A faithful copy of the listing below is needed, one that contains no pictures.

# EXERCISE DATA

------------------------------------------------

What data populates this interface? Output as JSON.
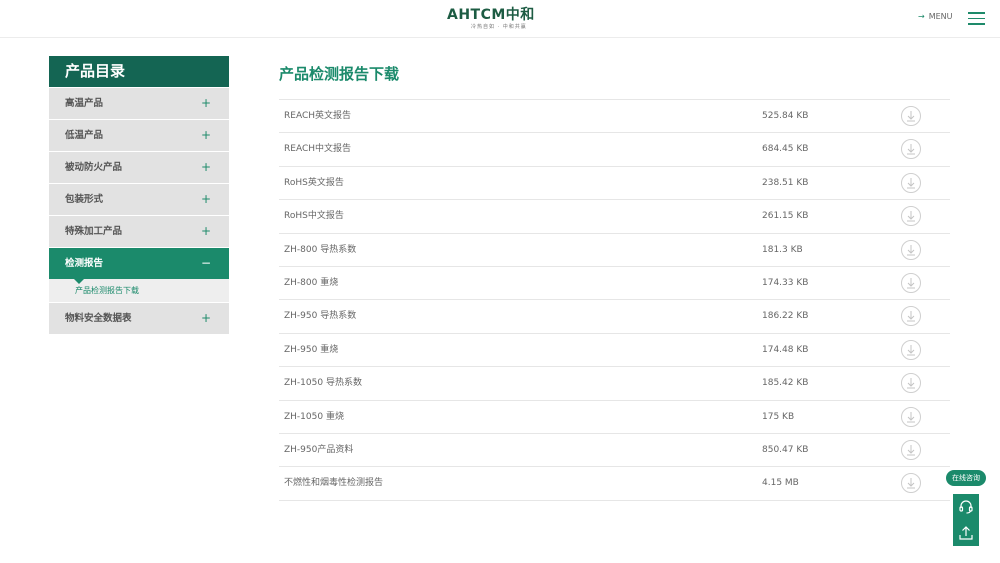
{
  "header": {
    "logo_text": "AHTCM中和",
    "logo_tagline": "冷热自如 · 中和共赢",
    "menu_label": "MENU",
    "menu_arrow": "→"
  },
  "sidebar": {
    "title": "产品目录",
    "items": [
      {
        "label": "高温产品",
        "toggle": "+"
      },
      {
        "label": "低温产品",
        "toggle": "+"
      },
      {
        "label": "被动防火产品",
        "toggle": "+"
      },
      {
        "label": "包装形式",
        "toggle": "+"
      },
      {
        "label": "特殊加工产品",
        "toggle": "+"
      },
      {
        "label": "检测报告",
        "toggle": "−"
      },
      {
        "label": "物料安全数据表",
        "toggle": "+"
      }
    ],
    "sub_item": "产品检测报告下载"
  },
  "main": {
    "title": "产品检测报告下载",
    "files": [
      {
        "name": "REACH英文报告",
        "size": "525.84 KB"
      },
      {
        "name": "REACH中文报告",
        "size": "684.45 KB"
      },
      {
        "name": "RoHS英文报告",
        "size": "238.51 KB"
      },
      {
        "name": "RoHS中文报告",
        "size": "261.15 KB"
      },
      {
        "name": "ZH-800 导热系数",
        "size": "181.3 KB"
      },
      {
        "name": "ZH-800 重烧",
        "size": "174.33 KB"
      },
      {
        "name": "ZH-950 导热系数",
        "size": "186.22 KB"
      },
      {
        "name": "ZH-950 重烧",
        "size": "174.48 KB"
      },
      {
        "name": "ZH-1050 导热系数",
        "size": "185.42 KB"
      },
      {
        "name": "ZH-1050 重烧",
        "size": "175 KB"
      },
      {
        "name": "ZH-950产品资料",
        "size": "850.47 KB"
      },
      {
        "name": "不燃性和烟毒性检测报告",
        "size": "4.15 MB"
      }
    ]
  },
  "floating": {
    "consult_label": "在线咨询"
  },
  "colors": {
    "brand_green": "#1b8a6b",
    "dark_green": "#146553"
  }
}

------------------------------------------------

# EXERCISE RESULT
What data populates this interface? Output as JSON.
{
  "header": {
    "logo_text": "AHTCM中和",
    "logo_tagline": "冷热自如 · 中和共赢",
    "menu_label": "MENU",
    "menu_arrow": "→"
  },
  "sidebar": {
    "title": "产品目录",
    "items": [
      {
        "label": "高温产品",
        "toggle": "+"
      },
      {
        "label": "低温产品",
        "toggle": "+"
      },
      {
        "label": "被动防火产品",
        "toggle": "+"
      },
      {
        "label": "包装形式",
        "toggle": "+"
      },
      {
        "label": "特殊加工产品",
        "toggle": "+"
      },
      {
        "label": "检测报告",
        "toggle": "−"
      },
      {
        "label": "物料安全数据表",
        "toggle": "+"
      }
    ],
    "sub_item": "产品检测报告下载"
  },
  "main": {
    "title": "产品检测报告下载",
    "files": [
      {
        "name": "REACH英文报告",
        "size": "525.84 KB"
      },
      {
        "name": "REACH中文报告",
        "size": "684.45 KB"
      },
      {
        "name": "RoHS英文报告",
        "size": "238.51 KB"
      },
      {
        "name": "RoHS中文报告",
        "size": "261.15 KB"
      },
      {
        "name": "ZH-800 导热系数",
        "size": "181.3 KB"
      },
      {
        "name": "ZH-800 重烧",
        "size": "174.33 KB"
      },
      {
        "name": "ZH-950 导热系数",
        "size": "186.22 KB"
      },
      {
        "name": "ZH-950 重烧",
        "size": "174.48 KB"
      },
      {
        "name": "ZH-1050 导热系数",
        "size": "185.42 KB"
      },
      {
        "name": "ZH-1050 重烧",
        "size": "175 KB"
      },
      {
        "name": "ZH-950产品资料",
        "size": "850.47 KB"
      },
      {
        "name": "不燃性和烟毒性检测报告",
        "size": "4.15 MB"
      }
    ]
  },
  "floating": {
    "consult_label": "在线咨询"
  },
  "colors": {
    "brand_green": "#1b8a6b",
    "dark_green": "#146553"
  }
}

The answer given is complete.